Educationally Speaking, Rob MacLellan
As I write this, we are only days away from one of the most exciting times in the education world – the start of school.
The only day more exciting than this is the last day of school for the year. I offer a potpourri of thoughts on the eve of this event.
Thousands of students will soon be flocking back into Nova Scotia classrooms. Count yourself lucky if you are one of them. As exciting a time as it is, it is also a time of a certain amount of anxiety. One wonders:
Will the teachers like me, and will I like my teachers?
Will the students like me?
How hard will I find the work?
Will there be much homework?
What should I wear the first day?
How will I find my way around the school?
Do I have all the right school supplies?
I imagine that as you are reading this, you are thinking about your children. It might surprise you to learn that these are also the questions that adult learners ask, and these are also the questions that brand new teachers ask, as well perhaps as experienced teachers who are beginning work in a new school. Do you find that surprising?
We all want to fit in and to get along, so heading into the unknown can be disquieting. Happily, schools are welcoming institutions that want only the best for us. Newly arrived at a school, we will soon find other students, colleagues or mentors who will help us navigate those difficult first days.
After the first couple of weeks, a feeling of normalcy begins to establish itself. At that point, we begin to build relationships that, while they may come and go, provide the support we need to make it through the school year successfully.
Having made it through our first couple of weeks, we can then focus on our day-to-day activities. Let’s consider for a moment the enterprise that is education. I have heard it told to students, both school age and adult alike, that the real world is out there, that school isn’t the real world.
I beg to differ. The world of school and education is as real as it gets, and it is as much work as the world of paid work outside the school walls. In each setting, participants forge relationships with co-workers (other students), have to be on time and must provide reasons for non-attendance, have tasks they must perform, are evaluated on their performance, have to conform to a certain dress code, have their use of or access to wireless technology and social media regulated, and are disciplined for inappropriate workplace behaviours.
I could add more to this list, but I think you get the idea. School and work mean the same thing.
While motivation among individuals will vary, few of us plan to fail. If we take this as a given, then it follows that we need to know how to be successful. The answer is simpler than you might think. In the context of the school environment, give the teachers (and teachers give their principals) what they ask for, and if you get stuck, ask for help. That’s it.

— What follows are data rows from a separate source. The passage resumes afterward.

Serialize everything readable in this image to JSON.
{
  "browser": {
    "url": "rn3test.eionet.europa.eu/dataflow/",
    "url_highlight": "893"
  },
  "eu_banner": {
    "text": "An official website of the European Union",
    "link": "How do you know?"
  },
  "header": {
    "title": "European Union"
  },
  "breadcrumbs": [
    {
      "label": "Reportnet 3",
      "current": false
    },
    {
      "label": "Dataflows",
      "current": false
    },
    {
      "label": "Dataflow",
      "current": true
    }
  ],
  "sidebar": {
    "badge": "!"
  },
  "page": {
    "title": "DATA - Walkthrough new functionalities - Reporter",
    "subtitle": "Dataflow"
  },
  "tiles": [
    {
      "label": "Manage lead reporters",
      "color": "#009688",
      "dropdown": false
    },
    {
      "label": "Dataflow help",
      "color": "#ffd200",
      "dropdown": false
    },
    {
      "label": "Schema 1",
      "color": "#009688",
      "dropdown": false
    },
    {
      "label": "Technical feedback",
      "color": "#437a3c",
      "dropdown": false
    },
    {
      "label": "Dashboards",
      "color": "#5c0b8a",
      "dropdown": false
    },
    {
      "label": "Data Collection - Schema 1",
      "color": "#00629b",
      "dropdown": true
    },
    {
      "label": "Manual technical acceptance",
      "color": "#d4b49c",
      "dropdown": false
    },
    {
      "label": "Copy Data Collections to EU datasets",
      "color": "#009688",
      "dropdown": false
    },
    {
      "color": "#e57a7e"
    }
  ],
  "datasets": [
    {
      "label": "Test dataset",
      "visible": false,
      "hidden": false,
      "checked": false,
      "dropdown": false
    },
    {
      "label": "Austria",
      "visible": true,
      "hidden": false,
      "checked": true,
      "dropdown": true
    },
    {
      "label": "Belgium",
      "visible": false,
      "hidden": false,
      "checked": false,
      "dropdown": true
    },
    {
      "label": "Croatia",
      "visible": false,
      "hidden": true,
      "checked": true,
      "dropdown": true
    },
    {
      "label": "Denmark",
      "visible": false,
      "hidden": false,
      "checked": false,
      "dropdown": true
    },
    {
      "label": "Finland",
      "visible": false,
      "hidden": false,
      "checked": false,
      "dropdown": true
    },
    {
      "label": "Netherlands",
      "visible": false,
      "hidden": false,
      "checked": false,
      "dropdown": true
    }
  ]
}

What the teachers ask of you will be consistent with the course expectations that you are required to master at each level. When completing an assignment, assume that the person who is going to be reading it knows nothing about the topic, unless you have otherwise been instructed, and make sure that you provide the level of detail that is expected of you. If the details of the assignment are not clear enough for you to understand, ask for further information.
A case in point, I recall one time, many years ago, when a teaching colleague gave an assignment to his class at the conclusion of a week’s study about Greek-Canadians. The assignment was for the students to write a brief essay on what they had learned about this particular Canadian ethnic group.
A few of his students submitted responses similar to the following: ‘I learned what they ate. I learned where they lived. I learned how they dressed. I learned about their customs and holidays.’
Granted, the teacher might have been a little more specific in the assignment instructions, but the student clearly did not demonstrate any real acquired knowledge in this response and therefore would not have received a good mark. Two-way communication in any relationship is a key component to success in the school and work environment.
In closing, I would encourage all students, both school-age and adult, and new teachers to go forward with confidence into your new workplace of learning. You have the tools that you need to be successful. Don’t worry about the odd stumble along the way; you will find many people willing to help you along, if you only ask. I trust you will have a great year.
Rob MacLellan is an advocate of adult education, a professional educator, and a resident of Alton. He can be reached at: phone: 673-3269, e-mail: firstname.lastname@example.org.